--- EXERCISE AIM ---
From the listing below, extract every line in which the word "text" appears.

--- INPUT RECORDS ---
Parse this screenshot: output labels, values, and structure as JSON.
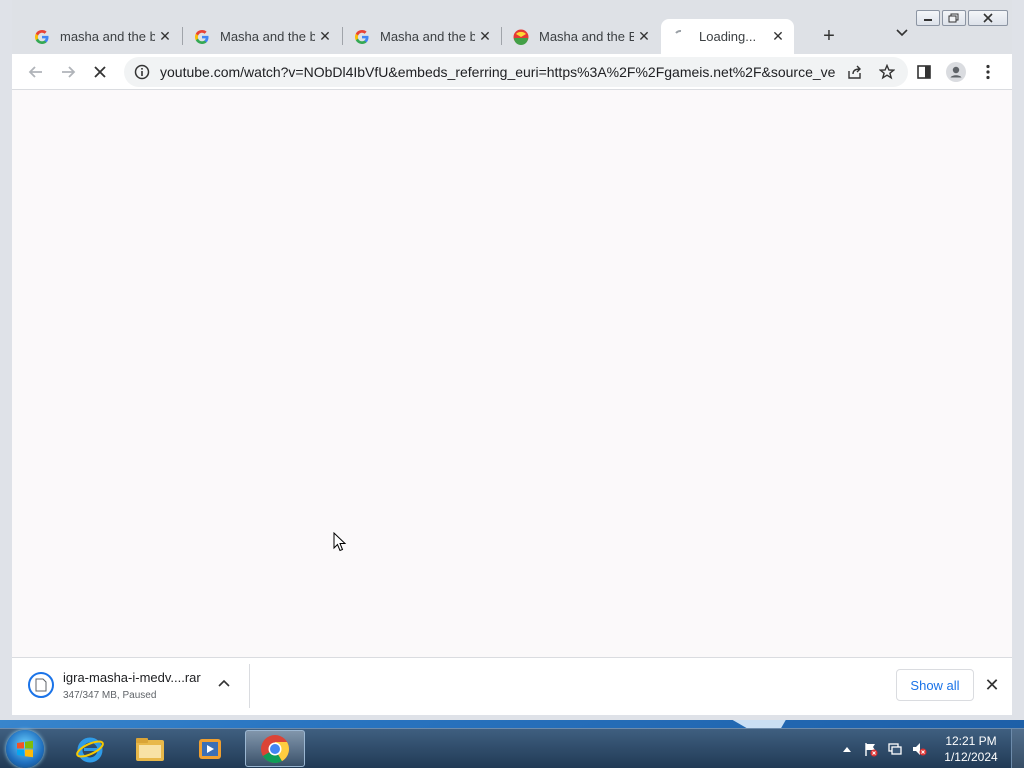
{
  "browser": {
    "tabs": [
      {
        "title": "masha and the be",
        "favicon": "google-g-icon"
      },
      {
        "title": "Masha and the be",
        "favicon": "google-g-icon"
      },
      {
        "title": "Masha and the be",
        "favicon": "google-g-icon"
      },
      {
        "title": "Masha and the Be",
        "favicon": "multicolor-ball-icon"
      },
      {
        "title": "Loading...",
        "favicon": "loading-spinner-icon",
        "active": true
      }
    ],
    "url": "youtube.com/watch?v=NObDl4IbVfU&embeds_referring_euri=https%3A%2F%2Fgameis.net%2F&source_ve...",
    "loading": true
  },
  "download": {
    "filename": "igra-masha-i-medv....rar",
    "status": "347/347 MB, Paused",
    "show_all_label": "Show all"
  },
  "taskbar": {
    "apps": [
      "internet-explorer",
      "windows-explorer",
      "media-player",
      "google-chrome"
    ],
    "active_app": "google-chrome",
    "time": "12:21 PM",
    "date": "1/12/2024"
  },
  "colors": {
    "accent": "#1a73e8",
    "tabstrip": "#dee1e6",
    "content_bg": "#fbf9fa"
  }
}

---

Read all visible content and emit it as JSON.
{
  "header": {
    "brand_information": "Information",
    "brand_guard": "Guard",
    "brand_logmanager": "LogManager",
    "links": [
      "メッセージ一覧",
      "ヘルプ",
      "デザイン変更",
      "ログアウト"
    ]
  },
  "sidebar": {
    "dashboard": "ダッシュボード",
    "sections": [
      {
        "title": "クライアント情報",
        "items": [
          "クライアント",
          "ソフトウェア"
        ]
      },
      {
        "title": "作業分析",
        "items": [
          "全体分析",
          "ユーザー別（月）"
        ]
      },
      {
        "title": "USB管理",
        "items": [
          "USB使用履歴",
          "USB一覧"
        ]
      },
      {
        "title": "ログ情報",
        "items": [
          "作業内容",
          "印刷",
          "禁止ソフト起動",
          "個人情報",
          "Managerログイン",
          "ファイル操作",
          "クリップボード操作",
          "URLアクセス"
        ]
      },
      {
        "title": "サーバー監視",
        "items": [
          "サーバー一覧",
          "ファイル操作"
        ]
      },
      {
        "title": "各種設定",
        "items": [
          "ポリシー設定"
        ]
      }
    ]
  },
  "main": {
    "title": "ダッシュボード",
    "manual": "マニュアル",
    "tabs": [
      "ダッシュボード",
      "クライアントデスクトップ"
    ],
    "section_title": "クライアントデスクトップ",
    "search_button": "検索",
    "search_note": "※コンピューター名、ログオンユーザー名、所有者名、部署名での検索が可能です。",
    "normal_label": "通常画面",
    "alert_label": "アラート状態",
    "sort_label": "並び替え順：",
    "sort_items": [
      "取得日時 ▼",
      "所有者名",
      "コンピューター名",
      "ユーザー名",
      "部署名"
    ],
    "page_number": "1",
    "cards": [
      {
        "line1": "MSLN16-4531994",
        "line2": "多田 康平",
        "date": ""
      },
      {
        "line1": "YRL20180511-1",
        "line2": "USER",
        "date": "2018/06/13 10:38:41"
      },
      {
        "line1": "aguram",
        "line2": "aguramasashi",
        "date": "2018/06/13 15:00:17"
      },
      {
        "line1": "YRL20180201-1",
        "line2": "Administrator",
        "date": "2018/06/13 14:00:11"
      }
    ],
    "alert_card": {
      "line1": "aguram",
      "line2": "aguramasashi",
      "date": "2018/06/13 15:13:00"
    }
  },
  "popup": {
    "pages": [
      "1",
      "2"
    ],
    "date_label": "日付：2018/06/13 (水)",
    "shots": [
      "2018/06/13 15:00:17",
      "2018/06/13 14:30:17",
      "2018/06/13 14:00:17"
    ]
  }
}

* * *

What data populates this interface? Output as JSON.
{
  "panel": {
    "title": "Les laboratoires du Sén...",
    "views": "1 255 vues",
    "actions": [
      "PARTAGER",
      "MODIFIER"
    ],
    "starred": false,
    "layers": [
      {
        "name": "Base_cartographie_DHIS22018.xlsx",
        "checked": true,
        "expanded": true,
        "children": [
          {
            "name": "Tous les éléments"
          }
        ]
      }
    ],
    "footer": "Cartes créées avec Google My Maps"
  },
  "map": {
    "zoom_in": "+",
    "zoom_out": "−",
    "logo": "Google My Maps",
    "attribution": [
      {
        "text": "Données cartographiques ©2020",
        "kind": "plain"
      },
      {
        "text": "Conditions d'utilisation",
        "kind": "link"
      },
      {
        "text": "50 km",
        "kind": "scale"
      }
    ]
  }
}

--- RESULT FOR THIS EXERCISE ---
        "text": "Données cartographiques ©2020",
        "text": "Conditions d'utilisation",
        "text": "50 km",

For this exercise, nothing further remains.